## WHAT TO WORK ON
Report every line of the listing below in which the string "bằng" appears.

______________________________

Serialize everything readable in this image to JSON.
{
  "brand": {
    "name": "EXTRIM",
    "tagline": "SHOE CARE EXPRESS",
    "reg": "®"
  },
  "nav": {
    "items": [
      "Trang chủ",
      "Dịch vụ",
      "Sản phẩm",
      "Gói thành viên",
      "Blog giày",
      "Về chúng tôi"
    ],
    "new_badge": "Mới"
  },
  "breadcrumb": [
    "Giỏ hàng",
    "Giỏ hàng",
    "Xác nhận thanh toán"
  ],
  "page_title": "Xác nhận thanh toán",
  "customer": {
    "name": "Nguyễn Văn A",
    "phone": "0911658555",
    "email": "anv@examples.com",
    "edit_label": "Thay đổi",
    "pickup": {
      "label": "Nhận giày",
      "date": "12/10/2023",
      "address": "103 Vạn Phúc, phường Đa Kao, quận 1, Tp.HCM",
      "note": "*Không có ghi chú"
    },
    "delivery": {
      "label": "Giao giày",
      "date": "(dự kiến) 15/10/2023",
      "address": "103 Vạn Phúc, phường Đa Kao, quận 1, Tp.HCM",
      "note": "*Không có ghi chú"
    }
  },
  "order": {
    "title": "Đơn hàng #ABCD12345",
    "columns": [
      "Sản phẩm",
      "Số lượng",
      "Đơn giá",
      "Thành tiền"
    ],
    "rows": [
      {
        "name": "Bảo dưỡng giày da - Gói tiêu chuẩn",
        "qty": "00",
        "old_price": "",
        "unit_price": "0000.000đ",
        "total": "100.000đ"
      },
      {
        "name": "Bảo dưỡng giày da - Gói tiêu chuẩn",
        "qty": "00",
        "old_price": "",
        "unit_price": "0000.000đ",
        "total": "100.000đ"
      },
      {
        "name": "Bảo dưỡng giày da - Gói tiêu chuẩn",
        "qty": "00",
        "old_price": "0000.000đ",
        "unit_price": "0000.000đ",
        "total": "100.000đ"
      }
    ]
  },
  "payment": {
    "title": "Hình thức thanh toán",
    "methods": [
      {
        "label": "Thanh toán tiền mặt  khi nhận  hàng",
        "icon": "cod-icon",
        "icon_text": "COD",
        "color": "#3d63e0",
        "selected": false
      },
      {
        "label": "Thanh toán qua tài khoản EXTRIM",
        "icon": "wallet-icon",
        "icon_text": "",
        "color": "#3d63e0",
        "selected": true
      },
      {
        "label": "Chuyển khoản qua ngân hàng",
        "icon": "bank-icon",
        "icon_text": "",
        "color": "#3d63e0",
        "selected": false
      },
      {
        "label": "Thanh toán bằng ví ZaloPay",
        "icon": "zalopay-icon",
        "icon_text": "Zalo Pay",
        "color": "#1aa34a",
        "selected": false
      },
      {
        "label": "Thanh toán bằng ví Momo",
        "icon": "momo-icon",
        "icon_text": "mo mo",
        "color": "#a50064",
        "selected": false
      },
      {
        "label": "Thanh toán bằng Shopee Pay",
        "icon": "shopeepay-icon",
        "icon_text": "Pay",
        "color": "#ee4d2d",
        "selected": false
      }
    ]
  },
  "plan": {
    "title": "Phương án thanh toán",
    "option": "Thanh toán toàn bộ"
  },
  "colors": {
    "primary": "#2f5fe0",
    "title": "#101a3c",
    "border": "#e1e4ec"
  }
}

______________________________

## SOLVED EXERCISE
        "label": "Thanh toán bằng ví ZaloPay",
        "label": "Thanh toán bằng ví Momo",
        "label": "Thanh toán bằng Shopee Pay",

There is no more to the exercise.